→ **Task**:
Could you write out each entry exactly as it reads?

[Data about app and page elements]
*-*-*
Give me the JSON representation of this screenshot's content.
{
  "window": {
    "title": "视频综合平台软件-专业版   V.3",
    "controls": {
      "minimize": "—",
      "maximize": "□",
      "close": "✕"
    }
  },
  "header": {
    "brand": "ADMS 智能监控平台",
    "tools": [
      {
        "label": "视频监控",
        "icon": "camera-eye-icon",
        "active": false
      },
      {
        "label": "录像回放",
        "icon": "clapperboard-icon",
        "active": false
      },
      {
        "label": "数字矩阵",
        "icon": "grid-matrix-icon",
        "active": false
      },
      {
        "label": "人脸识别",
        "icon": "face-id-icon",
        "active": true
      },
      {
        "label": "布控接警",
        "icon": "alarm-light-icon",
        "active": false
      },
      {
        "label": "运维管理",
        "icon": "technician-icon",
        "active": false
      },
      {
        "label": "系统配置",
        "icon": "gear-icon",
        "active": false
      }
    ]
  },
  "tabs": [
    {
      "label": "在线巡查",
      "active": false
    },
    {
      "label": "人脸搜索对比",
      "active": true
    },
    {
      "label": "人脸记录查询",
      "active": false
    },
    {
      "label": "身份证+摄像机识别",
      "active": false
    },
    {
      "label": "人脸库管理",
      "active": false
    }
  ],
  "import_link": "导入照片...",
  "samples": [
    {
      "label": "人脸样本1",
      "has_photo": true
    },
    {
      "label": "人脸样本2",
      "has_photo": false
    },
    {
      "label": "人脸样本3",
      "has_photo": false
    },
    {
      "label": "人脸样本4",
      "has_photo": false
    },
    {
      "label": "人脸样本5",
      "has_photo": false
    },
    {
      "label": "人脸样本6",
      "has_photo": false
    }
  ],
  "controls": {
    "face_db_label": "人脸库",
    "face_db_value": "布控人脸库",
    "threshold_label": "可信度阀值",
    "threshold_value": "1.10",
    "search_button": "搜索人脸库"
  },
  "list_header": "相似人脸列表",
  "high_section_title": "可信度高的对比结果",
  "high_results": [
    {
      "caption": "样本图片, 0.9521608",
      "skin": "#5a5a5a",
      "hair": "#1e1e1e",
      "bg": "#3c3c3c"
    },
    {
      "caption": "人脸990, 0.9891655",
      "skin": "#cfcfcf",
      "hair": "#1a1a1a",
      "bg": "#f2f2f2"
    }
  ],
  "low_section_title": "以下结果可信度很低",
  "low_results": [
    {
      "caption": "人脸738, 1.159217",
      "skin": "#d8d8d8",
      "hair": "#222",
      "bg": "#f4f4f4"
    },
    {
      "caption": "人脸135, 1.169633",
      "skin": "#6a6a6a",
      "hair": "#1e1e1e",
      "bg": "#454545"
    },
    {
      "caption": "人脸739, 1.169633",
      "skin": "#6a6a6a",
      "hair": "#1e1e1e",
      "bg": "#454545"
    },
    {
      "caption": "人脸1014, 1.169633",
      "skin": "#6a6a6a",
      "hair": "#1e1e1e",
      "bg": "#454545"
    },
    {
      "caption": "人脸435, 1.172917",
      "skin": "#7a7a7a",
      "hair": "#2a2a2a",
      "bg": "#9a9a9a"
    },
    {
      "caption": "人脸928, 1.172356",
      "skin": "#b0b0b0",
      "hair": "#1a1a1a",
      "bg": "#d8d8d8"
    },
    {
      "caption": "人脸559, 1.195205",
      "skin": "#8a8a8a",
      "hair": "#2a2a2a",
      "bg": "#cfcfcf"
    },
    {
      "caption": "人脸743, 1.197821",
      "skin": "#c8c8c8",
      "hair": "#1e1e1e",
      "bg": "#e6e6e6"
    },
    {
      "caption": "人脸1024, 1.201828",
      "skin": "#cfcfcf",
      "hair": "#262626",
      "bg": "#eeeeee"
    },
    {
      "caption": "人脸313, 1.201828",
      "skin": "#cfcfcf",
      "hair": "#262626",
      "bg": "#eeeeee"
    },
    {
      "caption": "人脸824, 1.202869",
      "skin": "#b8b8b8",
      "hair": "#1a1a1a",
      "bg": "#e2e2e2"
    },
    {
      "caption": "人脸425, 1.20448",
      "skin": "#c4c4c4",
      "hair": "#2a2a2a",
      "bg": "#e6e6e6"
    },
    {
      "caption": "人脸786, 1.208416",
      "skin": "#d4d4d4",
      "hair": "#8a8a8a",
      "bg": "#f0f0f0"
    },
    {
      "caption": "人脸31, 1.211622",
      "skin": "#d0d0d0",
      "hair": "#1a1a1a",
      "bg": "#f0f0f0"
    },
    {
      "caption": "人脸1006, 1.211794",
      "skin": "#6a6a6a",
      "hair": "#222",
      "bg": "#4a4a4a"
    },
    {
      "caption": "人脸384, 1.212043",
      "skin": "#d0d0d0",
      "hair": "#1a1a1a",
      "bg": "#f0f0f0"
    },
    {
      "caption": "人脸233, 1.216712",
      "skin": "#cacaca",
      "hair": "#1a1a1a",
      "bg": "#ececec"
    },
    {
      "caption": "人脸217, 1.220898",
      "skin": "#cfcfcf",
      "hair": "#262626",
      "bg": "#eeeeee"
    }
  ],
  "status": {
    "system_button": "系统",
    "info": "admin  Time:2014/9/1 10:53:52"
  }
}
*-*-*
→ **Solution**:
Give me the JSON representation of this screenshot's content.
{
  "window": {
    "title": "视频综合平台软件-专业版   V.3",
    "controls": {
      "minimize": "—",
      "maximize": "□",
      "close": "✕"
    }
  },
  "header": {
    "brand": "ADMS 智能监控平台",
    "tools": [
      {
        "label": "视频监控",
        "icon": "camera-eye-icon",
        "active": false
      },
      {
        "label": "录像回放",
        "icon": "clapperboard-icon",
        "active": false
      },
      {
        "label": "数字矩阵",
        "icon": "grid-matrix-icon",
        "active": false
      },
      {
        "label": "人脸识别",
        "icon": "face-id-icon",
        "active": true
      },
      {
        "label": "布控接警",
        "icon": "alarm-light-icon",
        "active": false
      },
      {
        "label": "运维管理",
        "icon": "technician-icon",
        "active": false
      },
      {
        "label": "系统配置",
        "icon": "gear-icon",
        "active": false
      }
    ]
  },
  "tabs": [
    {
      "label": "在线巡查",
      "active": false
    },
    {
      "label": "人脸搜索对比",
      "active": true
    },
    {
      "label": "人脸记录查询",
      "active": false
    },
    {
      "label": "身份证+摄像机识别",
      "active": false
    },
    {
      "label": "人脸库管理",
      "active": false
    }
  ],
  "import_link": "导入照片...",
  "samples": [
    {
      "label": "人脸样本1",
      "has_photo": true
    },
    {
      "label": "人脸样本2",
      "has_photo": false
    },
    {
      "label": "人脸样本3",
      "has_photo": false
    },
    {
      "label": "人脸样本4",
      "has_photo": false
    },
    {
      "label": "人脸样本5",
      "has_photo": false
    },
    {
      "label": "人脸样本6",
      "has_photo": false
    }
  ],
  "controls": {
    "face_db_label": "人脸库",
    "face_db_value": "布控人脸库",
    "threshold_label": "可信度阀值",
    "threshold_value": "1.10",
    "search_button": "搜索人脸库"
  },
  "list_header": "相似人脸列表",
  "high_section_title": "可信度高的对比结果",
  "high_results": [
    {
      "caption": "样本图片, 0.9521608",
      "skin": "#5a5a5a",
      "hair": "#1e1e1e",
      "bg": "#3c3c3c"
    },
    {
      "caption": "人脸990, 0.9891655",
      "skin": "#cfcfcf",
      "hair": "#1a1a1a",
      "bg": "#f2f2f2"
    }
  ],
  "low_section_title": "以下结果可信度很低",
  "low_results": [
    {
      "caption": "人脸738, 1.159217",
      "skin": "#d8d8d8",
      "hair": "#222",
      "bg": "#f4f4f4"
    },
    {
      "caption": "人脸135, 1.169633",
      "skin": "#6a6a6a",
      "hair": "#1e1e1e",
      "bg": "#454545"
    },
    {
      "caption": "人脸739, 1.169633",
      "skin": "#6a6a6a",
      "hair": "#1e1e1e",
      "bg": "#454545"
    },
    {
      "caption": "人脸1014, 1.169633",
      "skin": "#6a6a6a",
      "hair": "#1e1e1e",
      "bg": "#454545"
    },
    {
      "caption": "人脸435, 1.172917",
      "skin": "#7a7a7a",
      "hair": "#2a2a2a",
      "bg": "#9a9a9a"
    },
    {
      "caption": "人脸928, 1.172356",
      "skin": "#b0b0b0",
      "hair": "#1a1a1a",
      "bg": "#d8d8d8"
    },
    {
      "caption": "人脸559, 1.195205",
      "skin": "#8a8a8a",
      "hair": "#2a2a2a",
      "bg": "#cfcfcf"
    },
    {
      "caption": "人脸743, 1.197821",
      "skin": "#c8c8c8",
      "hair": "#1e1e1e",
      "bg": "#e6e6e6"
    },
    {
      "caption": "人脸1024, 1.201828",
      "skin": "#cfcfcf",
      "hair": "#262626",
      "bg": "#eeeeee"
    },
    {
      "caption": "人脸313, 1.201828",
      "skin": "#cfcfcf",
      "hair": "#262626",
      "bg": "#eeeeee"
    },
    {
      "caption": "人脸824, 1.202869",
      "skin": "#b8b8b8",
      "hair": "#1a1a1a",
      "bg": "#e2e2e2"
    },
    {
      "caption": "人脸425, 1.20448",
      "skin": "#c4c4c4",
      "hair": "#2a2a2a",
      "bg": "#e6e6e6"
    },
    {
      "caption": "人脸786, 1.208416",
      "skin": "#d4d4d4",
      "hair": "#8a8a8a",
      "bg": "#f0f0f0"
    },
    {
      "caption": "人脸31, 1.211622",
      "skin": "#d0d0d0",
      "hair": "#1a1a1a",
      "bg": "#f0f0f0"
    },
    {
      "caption": "人脸1006, 1.211794",
      "skin": "#6a6a6a",
      "hair": "#222",
      "bg": "#4a4a4a"
    },
    {
      "caption": "人脸384, 1.212043",
      "skin": "#d0d0d0",
      "hair": "#1a1a1a",
      "bg": "#f0f0f0"
    },
    {
      "caption": "人脸233, 1.216712",
      "skin": "#cacaca",
      "hair": "#1a1a1a",
      "bg": "#ececec"
    },
    {
      "caption": "人脸217, 1.220898",
      "skin": "#cfcfcf",
      "hair": "#262626",
      "bg": "#eeeeee"
    }
  ],
  "status": {
    "system_button": "系统",
    "info": "admin  Time:2014/9/1 10:53:52"
  }
}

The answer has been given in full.